Philosophy In The News, Weekly: October 1 to 7, 2018

Harvard College, University Hall (Cambridge, Mass.) Albumen silver print by Deloss Barnum (about 1859)

The best of the philosophical internet from The New York Times, NewStatesman, Areo, Newsweek, The Chronicle of Higher Education, Information Age, UCLA Newsroom, Philosophy Now, The Guardian, The Times Literary Supplement, NBC-2 News, The Washington Post, The Atlantic, Aeon, Los Angeles Review of Books, The New Republic and 1000-Word Philosophy.

  • An elaborate academic prank pulled on the activist journals of academia “unleashed a cascade of mockery — along with a torrent of debate about the ethics of hoaxes, the state of peer review and the excesses of academia.” | The New York Times
  • “Although the papers we wrote scanned many subdisciplines of identity-based studies, by far the greatest uptake was of the ones which argued… that heterosexual masculinity is toxic, abusive, and thoroughly problematic.” The three researchers explain why they hoaxed academic journals. | NewStatesman
  • “Something has gone wrong in the university—especially in certain fields within the humanities.” The hoaxers look at their own project and what it means. | Areo
  • “Ancient philosophers prized the liberal arts as gateways to wisdom.” Polemicist Ben Shapiro thinks that the academic hoax reveals that liberal arts colleges no longer care about the truth. | Newsweek
  • “Some scholars applauded the hoax for unmasking what they called academe’s leftist, victim-obsessed ideological slant and low publishing standards.” Others defend “grievance studies.” The Kafkaesque ‘Sokal Squared’ publishing hoax. | The Chronicle of Higher Education
  • “A partial solution to the problem of lack of artificial intelligence talent might lie with recruiting philosophy students.” Michael Baxter on the intersection of AI & philosophy. | Information Age
  • “Philosophical decisions occur in everyday life.” UCLA Professor Pamela Hieronymi gives advice on the episodic decisions that occur on the NBC sitcom ‘The Good Place” | UCLA Newsroom
  • Peter Flegel on the possible Egyptian roots of early Greek philosophy. | Philosophy Now
  • Julian Baggini’s latest contribution to pop philosophy is a cosmopolitan and humane global history. | The Guardian
  • “Growing up in Bismarck’s reich, there were three things Nietzsche hated: the big state, nationalism and antisemitism.” Sue Prideaux sets the record straight regarding the myths that surround the philosopher with a hammer. | The Guardian
  •  “Within a week of meeting her, Nietzsche also proposed but Lou was determined to remain unattached and she rejected him.” An extract from Sue Prideaux’s biography. | The Times Literary Supplement
  • “He is the father of modern philosophy, but some may have forgotten why.” The Culture Critic of NBC-2.com on a biography of Descartes by A.C. Grayling. | NBC-2 News
  • “For Einstein, the mystery in the architecture of the physical universe… was more profound than any wonder he read about in the Talmud or the Bible.” Avi Selk on the auction of a letter Albert Einstein wrote to a Jewish philosopher in 1954. | The Washington Post
  • Atlantic readers respond to Benjamin Schmidt’s article about the decline of college humanities majors. |The Atlantic
  • ‘Is life worth living?
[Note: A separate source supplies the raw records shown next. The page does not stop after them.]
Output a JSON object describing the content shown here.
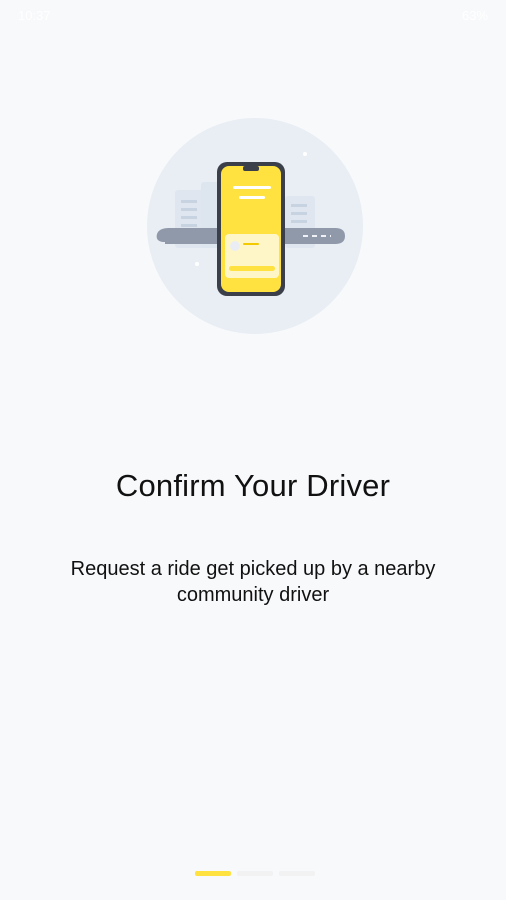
{
  "status_bar": {
    "time": "10:37",
    "right_text": "63%"
  },
  "onboarding": {
    "illustration_icon": "phone-ride-confirmation-illustration",
    "title": "Confirm Your Driver",
    "subtitle": "Request a ride get picked up by a nearby community driver",
    "pager": {
      "total": 3,
      "active_index": 0
    }
  },
  "colors": {
    "background": "#f8f9fb",
    "accent": "#ffe13f",
    "circle": "#e9eef5",
    "road": "#8f99aa",
    "phone_frame": "#3a3f4a"
  }
}
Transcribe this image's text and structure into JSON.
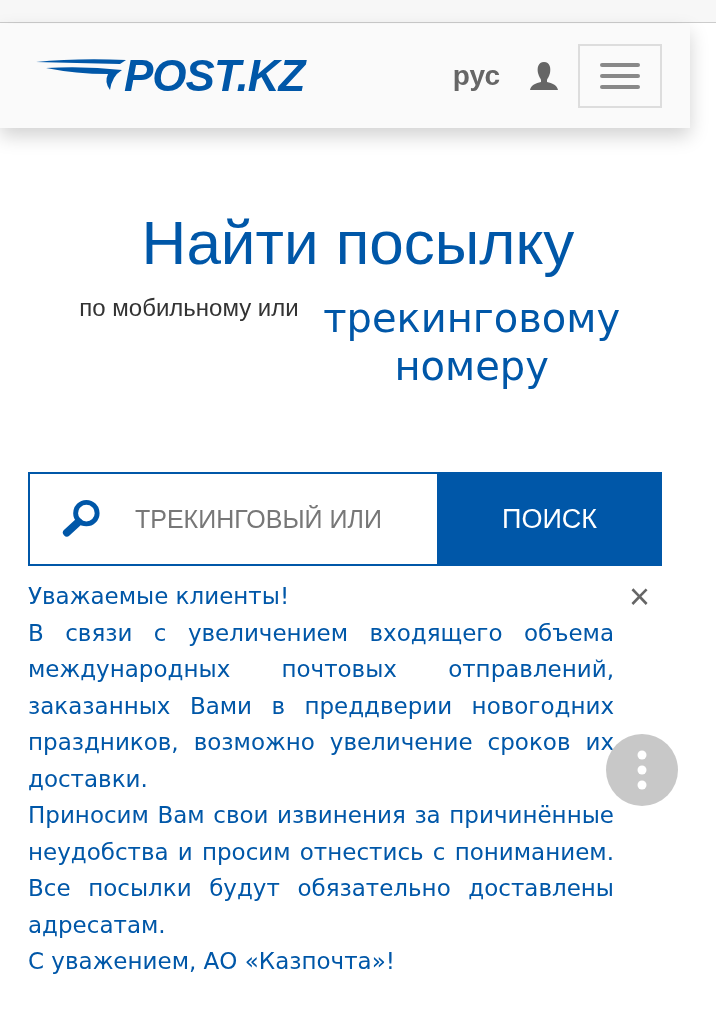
{
  "header": {
    "logo": "POST.KZ",
    "language": "рус"
  },
  "hero": {
    "title": "Найти посылку",
    "subtitle": "по мобильному или",
    "subtitle_emphasis": "трекинговому номеру"
  },
  "search": {
    "placeholder": "ТРЕКИНГОВЫЙ ИЛИ",
    "button": "ПОИСК"
  },
  "notice": {
    "title": "Уважаемые клиенты!",
    "close": "×",
    "paragraphs": [
      "В связи с увеличением входящего объема международных почтовых отправлений, заказанных Вами в преддверии новогодних праздников, возможно увеличение сроков их доставки.",
      "Приносим Вам свои извинения за причинённые неудобства и просим отнестись с пониманием. Все посылки будут обязательно доставлены адресатам."
    ],
    "signature": "С уважением, АО «Казпочта»!"
  }
}
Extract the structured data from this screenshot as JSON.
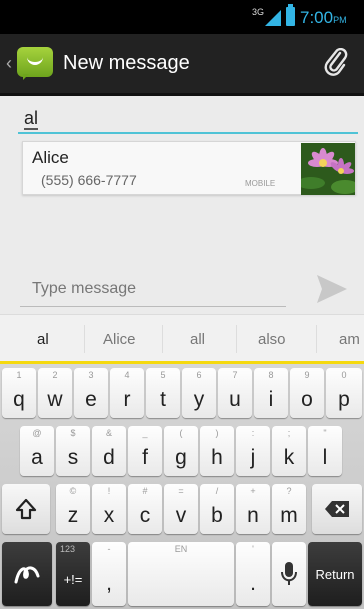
{
  "status_bar": {
    "network": "3G",
    "time": "7:00",
    "ampm": "PM",
    "accent_color": "#33b5e5"
  },
  "action_bar": {
    "back_icon": "chevron-left-icon",
    "app_icon": "messaging-icon",
    "title": "New message",
    "attach_icon": "paperclip-icon"
  },
  "recipient": {
    "value": "al"
  },
  "suggestion": {
    "name": "Alice",
    "phone": "(555) 666-7777",
    "type": "MOBILE"
  },
  "compose": {
    "placeholder": "Type message",
    "send_icon": "send-icon"
  },
  "word_suggestions": [
    "al",
    "Alice",
    "all",
    "also",
    "am"
  ],
  "keyboard": {
    "row1": [
      {
        "main": "q",
        "alt": "1"
      },
      {
        "main": "w",
        "alt": "2"
      },
      {
        "main": "e",
        "alt": "3"
      },
      {
        "main": "r",
        "alt": "4"
      },
      {
        "main": "t",
        "alt": "5"
      },
      {
        "main": "y",
        "alt": "6"
      },
      {
        "main": "u",
        "alt": "7"
      },
      {
        "main": "i",
        "alt": "8"
      },
      {
        "main": "o",
        "alt": "9"
      },
      {
        "main": "p",
        "alt": "0"
      }
    ],
    "row2": [
      {
        "main": "a",
        "alt": "@"
      },
      {
        "main": "s",
        "alt": "$"
      },
      {
        "main": "d",
        "alt": "&"
      },
      {
        "main": "f",
        "alt": "_"
      },
      {
        "main": "g",
        "alt": "("
      },
      {
        "main": "h",
        "alt": ")"
      },
      {
        "main": "j",
        "alt": ":"
      },
      {
        "main": "k",
        "alt": ";"
      },
      {
        "main": "l",
        "alt": "\""
      }
    ],
    "row3": [
      {
        "main": "z",
        "alt": "©"
      },
      {
        "main": "x",
        "alt": "!"
      },
      {
        "main": "c",
        "alt": "#"
      },
      {
        "main": "v",
        "alt": "="
      },
      {
        "main": "b",
        "alt": "/"
      },
      {
        "main": "n",
        "alt": "+"
      },
      {
        "main": "m",
        "alt": "?"
      }
    ],
    "symbols_main": "+!=",
    "symbols_alt": "123",
    "comma": ",",
    "comma_alt": "-",
    "space_alt": "EN",
    "period": ".",
    "period_alt": "'",
    "return_label": "Return",
    "shift_icon": "shift-icon",
    "delete_icon": "backspace-icon",
    "swype_icon": "swype-icon",
    "mic_icon": "microphone-icon"
  }
}
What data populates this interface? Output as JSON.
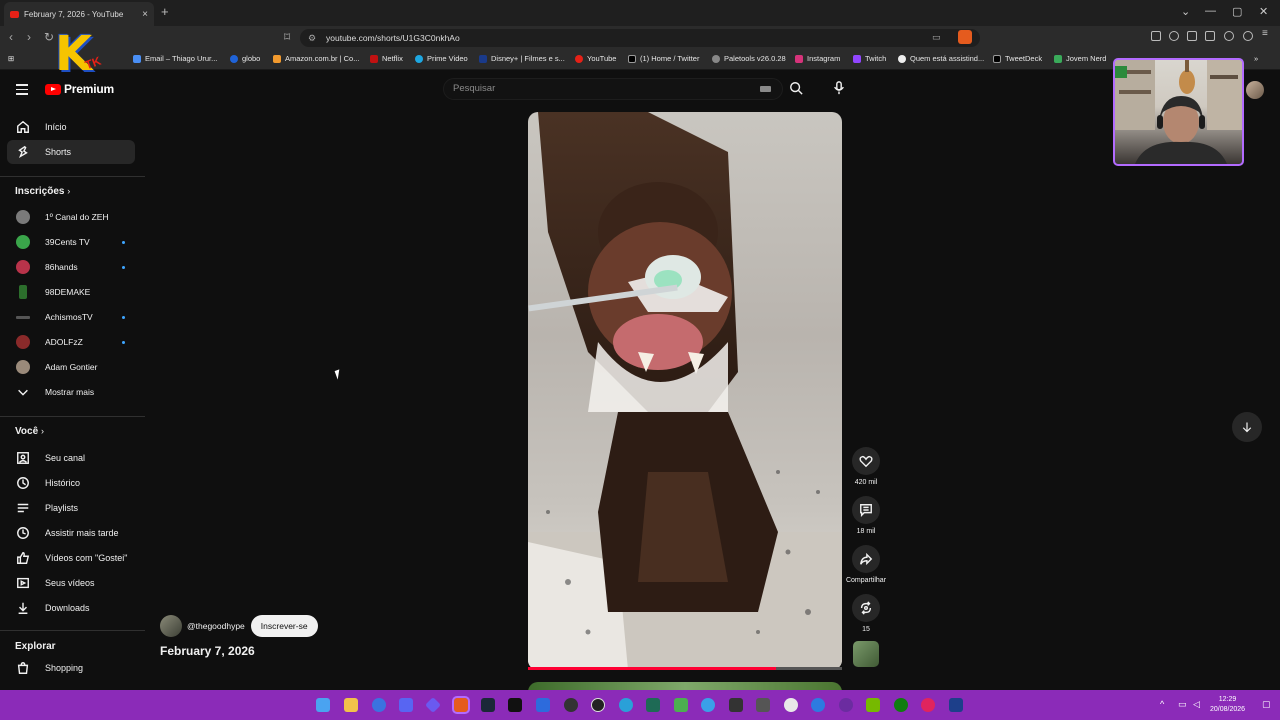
{
  "browser": {
    "tab_title": "February 7, 2026 - YouTube",
    "url": "youtube.com/shorts/U1G3C0nkhAo",
    "bookmarks": [
      "Email – Thiago Urur...",
      "globo",
      "Amazon.com.br | Co...",
      "Netflix",
      "Prime Video",
      "Disney+ | Filmes e s...",
      "YouTube",
      "(1) Home / Twitter",
      "Paletools v26.0.28",
      "Instagram",
      "Twitch",
      "Quem está assistind...",
      "TweetDeck",
      "Jovem Nerd"
    ]
  },
  "youtube": {
    "logo_text": "Premium",
    "logo_region": "BR",
    "search_placeholder": "Pesquisar",
    "nav": [
      {
        "label": "Início",
        "icon": "home-icon"
      },
      {
        "label": "Shorts",
        "icon": "shorts-icon"
      }
    ],
    "subscriptions_heading": "Inscrições",
    "subscriptions": [
      {
        "label": "1º Canal do ZEH",
        "dot": false
      },
      {
        "label": "39Cents TV",
        "dot": true
      },
      {
        "label": "86hands",
        "dot": true
      },
      {
        "label": "98DEMAKE",
        "dot": false
      },
      {
        "label": "AchismosTV",
        "dot": true
      },
      {
        "label": "ADOLFzZ",
        "dot": true
      },
      {
        "label": "Adam Gontier",
        "dot": false
      }
    ],
    "show_more": "Mostrar mais",
    "you_heading": "Você",
    "you_items": [
      {
        "label": "Seu canal",
        "icon": "channel-icon"
      },
      {
        "label": "Histórico",
        "icon": "history-icon"
      },
      {
        "label": "Playlists",
        "icon": "playlists-icon"
      },
      {
        "label": "Assistir mais tarde",
        "icon": "watch-later-icon"
      },
      {
        "label": "Vídeos com \"Gostei\"",
        "icon": "like-icon"
      },
      {
        "label": "Seus vídeos",
        "icon": "your-videos-icon"
      },
      {
        "label": "Downloads",
        "icon": "download-icon"
      }
    ],
    "explore_heading": "Explorar",
    "explore_items": [
      {
        "label": "Shopping",
        "icon": "shopping-icon"
      }
    ],
    "short": {
      "channel": "@thegoodhype",
      "subscribe_label": "Inscrever-se",
      "title": "February 7, 2026",
      "likes": "420 mil",
      "comments": "18 mil",
      "share_label": "Compartilhar",
      "remix_count": "15",
      "progress": 0.79
    }
  },
  "taskbar": {
    "time": "12:29",
    "date": "20/08/2026"
  },
  "colors": {
    "accent": "#ff0000",
    "taskbar": "#8b2bb8",
    "background": "#0f0f0f"
  }
}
It all depends on the liver.’ John Kaag on William James’s response to the question of life’s worth. | Aeon
  • “Can we be held morally responsible for our actions? Yes, says Daniel Dennett. No, says Gregg Caruso.” Philosophy professors freely and genteelly debate freedom and moral responsibility. | Aeon
  • “To put it in the fire-and-brimstone terms Peterson himself so often employs, ‘ignore him at your peril.'” Guy Stevenson engages with Jordan Peterson, the bête noire of left-leaning academics. | Los Angeles Review of Books
  • “The secular, progressive, rationalist ideologies of the West are so much ‘spilt theology.’ The expectation that science, or more generally knowledge, will transform the human condition is a form of Gnosticism.” George Scialabba on John Gray’s Seven Types of Atheism. | The New Republic
  • 1984, 100 Years of Solitude, and even The Little Mermaid, aren’t safe from book banning by Kuwait’s Ministry of Information. | The New York Times
  • “Living under a contract is likely better than living in the state of nature. Questions remain, however.” David Antonini is legally employed at Clemson University, specializing in social contract theory. | 1000-Word Philosophy